      Neval chamberland all over again! The assumption that if we disarm, then everyone one else will follow suit is just flat naive! While our enemies will encourage us to led the way, they will never follow the same path! This type of talk is no better than the argument on torture. we stop, but they don't! Who suffers in these equations? US! At what point does protecting the United States and the Constitution against all enemies,become a factor. I'm seeing reduction in strength and increasing of vulnerability!

    4. Lynn B. DeSpain says:

      We are defined by our differences, not our similarities! That is what makes this such a unique and interesting World!

      Its like a marraige. If both people are the same, one of them are not needed!

      Hozro

    5. Bob, PhD., Washingto says:

      Leadership for America is certainly needed; but the Heritage Foundation is obviously in dire need of new leadership to allow such a jaded and half-truth article to be published; how cheap. Although I'm a staunch conservative and have operated, maintained, and politically dealt with nuclear weapons for well over 30 years, even at just 6000 warheads that's well above any needed probability of kill for today's minimized target set. The Pres. merely set no nukes as a very far future goal. You knee-jerk commentors [heavy on the jerk] need to listen. And the original 1000 Minuteman ICBM missiles ordered and deployed under President Kennedy had absolutely ZERO statistical analysis to justify that number; it was strictly a political compromise. The War Hawks wanted 2000, and the Peace Doves wanted only 600 missiles. Yes, as long as any other nation on the planet might have nukes, the U.S. needs them, but there is significant room to safely reduce from the current 6000. Wouldn't some statistical anaylsis be amazingly appropriate NOW!? For Heritage, maybe having the same leader for over 30 years indicates some new leadership is desperately needed to address the new history of today… peace out.

    6. Dennis, Idaho says:

      This man (I do not call him president) does not live in reality.

      He cannot tell the difference between his dream world and the real world. Remember he is not an American born citizen. He has a certificate of live birth from Hawaii but no long form birth certificate that has the name of the hospital and attending doctor. He thinks that he is an American because he has lived here most of his miserable life. Misery loves company.

    7. Jerome Zacny says:

      There is nothing wrong with trying to reduce the nuclear arms race, or with trying to get the nations of the world to reduce and hopefully eliminate their nuclear stockpiles. Working toward that end is a noble undertaking and the utmost in common sense. However, common sense tells us you don't want to be the only nation without them.

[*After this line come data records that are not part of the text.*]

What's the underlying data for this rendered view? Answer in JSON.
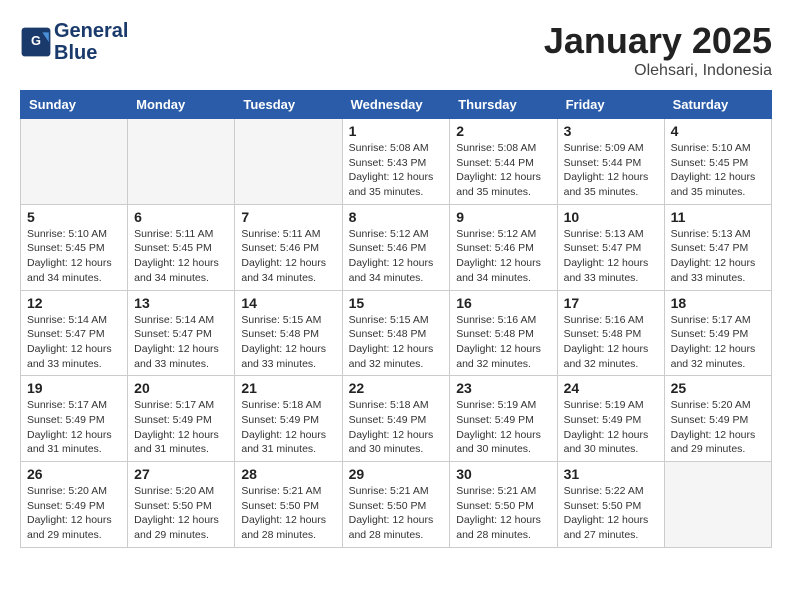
{
  "header": {
    "logo_line1": "General",
    "logo_line2": "Blue",
    "month_title": "January 2025",
    "location": "Olehsari, Indonesia"
  },
  "days_of_week": [
    "Sunday",
    "Monday",
    "Tuesday",
    "Wednesday",
    "Thursday",
    "Friday",
    "Saturday"
  ],
  "weeks": [
    [
      {
        "day": "",
        "info": ""
      },
      {
        "day": "",
        "info": ""
      },
      {
        "day": "",
        "info": ""
      },
      {
        "day": "1",
        "info": "Sunrise: 5:08 AM\nSunset: 5:43 PM\nDaylight: 12 hours\nand 35 minutes."
      },
      {
        "day": "2",
        "info": "Sunrise: 5:08 AM\nSunset: 5:44 PM\nDaylight: 12 hours\nand 35 minutes."
      },
      {
        "day": "3",
        "info": "Sunrise: 5:09 AM\nSunset: 5:44 PM\nDaylight: 12 hours\nand 35 minutes."
      },
      {
        "day": "4",
        "info": "Sunrise: 5:10 AM\nSunset: 5:45 PM\nDaylight: 12 hours\nand 35 minutes."
      }
    ],
    [
      {
        "day": "5",
        "info": "Sunrise: 5:10 AM\nSunset: 5:45 PM\nDaylight: 12 hours\nand 34 minutes."
      },
      {
        "day": "6",
        "info": "Sunrise: 5:11 AM\nSunset: 5:45 PM\nDaylight: 12 hours\nand 34 minutes."
      },
      {
        "day": "7",
        "info": "Sunrise: 5:11 AM\nSunset: 5:46 PM\nDaylight: 12 hours\nand 34 minutes."
      },
      {
        "day": "8",
        "info": "Sunrise: 5:12 AM\nSunset: 5:46 PM\nDaylight: 12 hours\nand 34 minutes."
      },
      {
        "day": "9",
        "info": "Sunrise: 5:12 AM\nSunset: 5:46 PM\nDaylight: 12 hours\nand 34 minutes."
      },
      {
        "day": "10",
        "info": "Sunrise: 5:13 AM\nSunset: 5:47 PM\nDaylight: 12 hours\nand 33 minutes."
      },
      {
        "day": "11",
        "info": "Sunrise: 5:13 AM\nSunset: 5:47 PM\nDaylight: 12 hours\nand 33 minutes."
      }
    ],
    [
      {
        "day": "12",
        "info": "Sunrise: 5:14 AM\nSunset: 5:47 PM\nDaylight: 12 hours\nand 33 minutes."
      },
      {
        "day": "13",
        "info": "Sunrise: 5:14 AM\nSunset: 5:47 PM\nDaylight: 12 hours\nand 33 minutes."
      },
      {
        "day": "14",
        "info": "Sunrise: 5:15 AM\nSunset: 5:48 PM\nDaylight: 12 hours\nand 33 minutes."
      },
      {
        "day": "15",
        "info": "Sunrise: 5:15 AM\nSunset: 5:48 PM\nDaylight: 12 hours\nand 32 minutes."
      },
      {
        "day": "16",
        "info": "Sunrise: 5:16 AM\nSunset: 5:48 PM\nDaylight: 12 hours\nand 32 minutes."
      },
      {
        "day": "17",
        "info": "Sunrise: 5:16 AM\nSunset: 5:48 PM\nDaylight: 12 hours\nand 32 minutes."
      },
      {
        "day": "18",
        "info": "Sunrise: 5:17 AM\nSunset: 5:49 PM\nDaylight: 12 hours\nand 32 minutes."
      }
    ],
    [
      {
        "day": "19",
        "info": "Sunrise: 5:17 AM\nSunset: 5:49 PM\nDaylight: 12 hours\nand 31 minutes."
      },
      {
        "day": "20",
        "info": "Sunrise: 5:17 AM\nSunset: 5:49 PM\nDaylight: 12 hours\nand 31 minutes."
      },
      {
        "day": "21",
        "info": "Sunrise: 5:18 AM\nSunset: 5:49 PM\nDaylight: 12 hours\nand 31 minutes."
      },
      {
        "day": "22",
        "info": "Sunrise: 5:18 AM\nSunset: 5:49 PM\nDaylight: 12 hours\nand 30 minutes."
      },
      {
        "day": "23",
        "info": "Sunrise: 5:19 AM\nSunset: 5:49 PM\nDaylight: 12 hours\nand 30 minutes."
      },
      {
        "day": "24",
        "info": "Sunrise: 5:19 AM\nSunset: 5:49 PM\nDaylight: 12 hours\nand 30 minutes."
      },
      {
        "day": "25",
        "info": "Sunrise: 5:20 AM\nSunset: 5:49 PM\nDaylight: 12 hours\nand 29 minutes."
      }
    ],
    [
      {
        "day": "26",
        "info": "Sunrise: 5:20 AM\nSunset: 5:49 PM\nDaylight: 12 hours\nand 29 minutes."
      },
      {
        "day": "27",
        "info": "Sunrise: 5:20 AM\nSunset: 5:50 PM\nDaylight: 12 hours\nand 29 minutes."
      },
      {
        "day": "28",
        "info": "Sunrise: 5:21 AM\nSunset: 5:50 PM\nDaylight: 12 hours\nand 28 minutes."
      },
      {
        "day": "29",
        "info": "Sunrise: 5:21 AM\nSunset: 5:50 PM\nDaylight: 12 hours\nand 28 minutes."
      },
      {
        "day": "30",
        "info": "Sunrise: 5:21 AM\nSunset: 5:50 PM\nDaylight: 12 hours\nand 28 minutes."
      },
      {
        "day": "31",
        "info": "Sunrise: 5:22 AM\nSunset: 5:50 PM\nDaylight: 12 hours\nand 27 minutes."
      },
      {
        "day": "",
        "info": ""
      }
    ]
  ]
}
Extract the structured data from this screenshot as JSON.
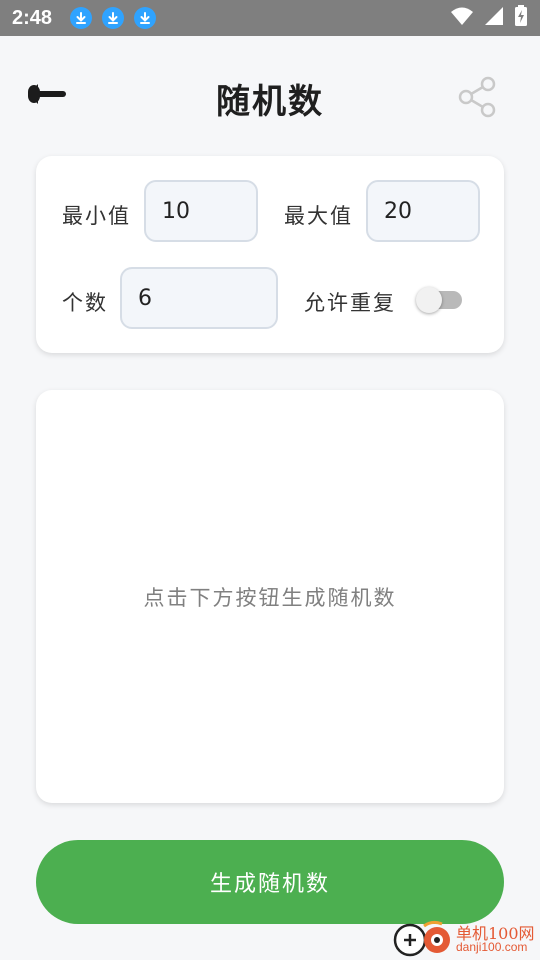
{
  "status_bar": {
    "time": "2:48",
    "download_icons": [
      "download-icon",
      "download-icon",
      "download-icon"
    ],
    "right_icons": [
      "wifi-icon",
      "signal-icon",
      "battery-charging-icon"
    ]
  },
  "header": {
    "title": "随机数",
    "back_icon": "back-arrow-icon",
    "share_icon": "share-icon"
  },
  "settings": {
    "min_label": "最小值",
    "min_value": "10",
    "max_label": "最大值",
    "max_value": "20",
    "count_label": "个数",
    "count_value": "6",
    "allow_repeat_label": "允许重复",
    "allow_repeat_on": false
  },
  "result": {
    "placeholder": "点击下方按钮生成随机数"
  },
  "generate_button": {
    "label": "生成随机数"
  },
  "watermark": {
    "cn": "单机100网",
    "en": "danji100.com"
  },
  "colors": {
    "accent": "#4caf50",
    "status_bar": "#7f7f7f",
    "download_badge": "#2fa3ff",
    "watermark": "#e45a35"
  }
}
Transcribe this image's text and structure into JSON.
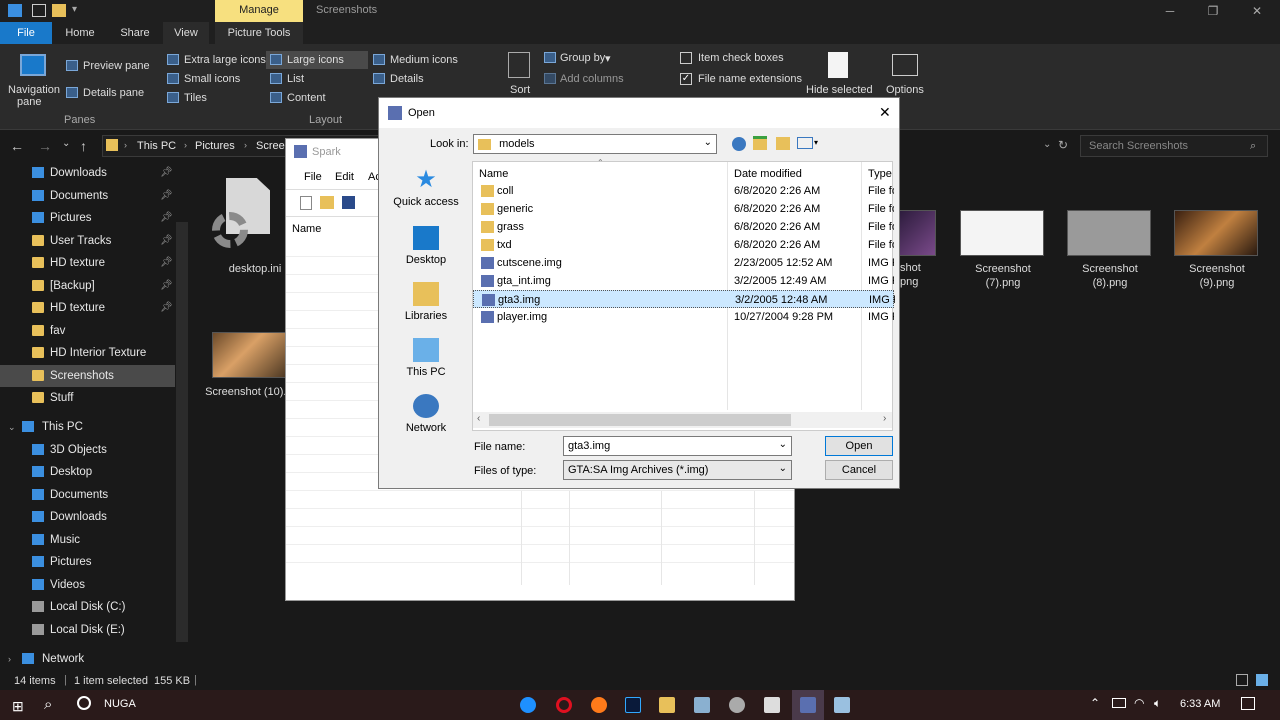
{
  "explorer": {
    "manage_tab": "Manage",
    "window_title": "Screenshots",
    "tabs": [
      "File",
      "Home",
      "Share",
      "View",
      "Picture Tools"
    ],
    "ribbon": {
      "navigation_pane": "Navigation",
      "navigation_pane2": "pane",
      "preview_pane": "Preview pane",
      "details_pane": "Details pane",
      "panes_label": "Panes",
      "extra_large_icons": "Extra large icons",
      "large_icons": "Large icons",
      "medium_icons": "Medium icons",
      "small_icons": "Small icons",
      "list": "List",
      "details": "Details",
      "tiles": "Tiles",
      "content": "Content",
      "layout_label": "Layout",
      "sort": "Sort",
      "group_by": "Group by",
      "add_columns": "Add columns",
      "item_check_boxes": "Item check boxes",
      "file_name_extensions": "File name extensions",
      "hide_selected": "Hide selected",
      "options": "Options"
    },
    "breadcrumb": [
      "This PC",
      "Pictures",
      "Scree"
    ],
    "search_placeholder": "Search Screenshots",
    "nav_quick": [
      {
        "label": "Downloads",
        "pinned": true
      },
      {
        "label": "Documents",
        "pinned": true
      },
      {
        "label": "Pictures",
        "pinned": true
      },
      {
        "label": "User Tracks",
        "pinned": true
      },
      {
        "label": "HD texture",
        "pinned": true
      },
      {
        "label": "[Backup]",
        "pinned": true
      },
      {
        "label": "HD texture",
        "pinned": true
      },
      {
        "label": "fav",
        "pinned": false
      },
      {
        "label": "HD Interior Texture",
        "pinned": false
      },
      {
        "label": "Screenshots",
        "pinned": false
      },
      {
        "label": "Stuff",
        "pinned": false
      }
    ],
    "this_pc": "This PC",
    "nav_pc": [
      "3D Objects",
      "Desktop",
      "Documents",
      "Downloads",
      "Music",
      "Pictures",
      "Videos",
      "Local Disk (C:)",
      "Local Disk (E:)"
    ],
    "network": "Network",
    "files": [
      {
        "name": "desktop.ini"
      },
      {
        "name": "Screenshot (10).png"
      }
    ],
    "thumbs": [
      {
        "line1": "shot",
        "line2": "png"
      },
      {
        "line1": "Screenshot",
        "line2": "(7).png"
      },
      {
        "line1": "Screenshot",
        "line2": "(8).png"
      },
      {
        "line1": "Screenshot",
        "line2": "(9).png"
      }
    ],
    "status": {
      "items": "14 items",
      "selected": "1 item selected",
      "size": "155 KB"
    }
  },
  "spark": {
    "title": "Spark",
    "menu": [
      "File",
      "Edit",
      "Ac"
    ],
    "column_name": "Name"
  },
  "open_dialog": {
    "title": "Open",
    "look_in_label": "Look in:",
    "look_in_value": "models",
    "places": [
      "Quick access",
      "Desktop",
      "Libraries",
      "This PC",
      "Network"
    ],
    "columns": {
      "name": "Name",
      "date": "Date modified",
      "type": "Type"
    },
    "rows": [
      {
        "name": "coll",
        "date": "6/8/2020 2:26 AM",
        "type": "File fo",
        "kind": "folder"
      },
      {
        "name": "generic",
        "date": "6/8/2020 2:26 AM",
        "type": "File fo",
        "kind": "folder"
      },
      {
        "name": "grass",
        "date": "6/8/2020 2:26 AM",
        "type": "File fo",
        "kind": "folder"
      },
      {
        "name": "txd",
        "date": "6/8/2020 2:26 AM",
        "type": "File fo",
        "kind": "folder"
      },
      {
        "name": "cutscene.img",
        "date": "2/23/2005 12:52 AM",
        "type": "IMG F",
        "kind": "img"
      },
      {
        "name": "gta_int.img",
        "date": "3/2/2005 12:49 AM",
        "type": "IMG F",
        "kind": "img"
      },
      {
        "name": "gta3.img",
        "date": "3/2/2005 12:48 AM",
        "type": "IMG F",
        "kind": "img",
        "selected": true
      },
      {
        "name": "player.img",
        "date": "10/27/2004 9:28 PM",
        "type": "IMG F",
        "kind": "img"
      }
    ],
    "file_name_label": "File name:",
    "file_name_value": "gta3.img",
    "files_of_type_label": "Files of type:",
    "files_of_type_value": "GTA:SA Img Archives (*.img)",
    "open_button": "Open",
    "cancel_button": "Cancel"
  },
  "taskbar": {
    "search_text": "NUGA",
    "time": "6:33 AM"
  }
}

    8. Gary, Pennsylvania says:

      Naive, foolhardy, reckless, and ultimately, dangerous. This man is the quintessential "useful idiot."

    Comments are subject to approval and moderation. We remind everyone that The Heritage Foundation promotes a civil society where ideas and debate flourish. Please be respectful of each other and the subjects of any criticism. While we may not always agree on policy, we should all agree that being appropriately informed is everyone's intention visiting this site. Profanity, lewdness, personal attacks, and other forms of incivility will not be tolerated. Please keep your thoughts brief and avoid ALL CAPS. While we respect your first amendment rights, we are obligated to our readers to maintain these standards. Thanks for joining the conversation.

    Big Government Is NOT the Answer

    Your tax dollars are being spent on programs that we really don't need.

    I Agree I Disagree ×

    Get Heritage In Your Inbox — FREE!

    Heritage Foundation e-mails keep you updated on the ongoing policy battles in Washington and around the country.

    ×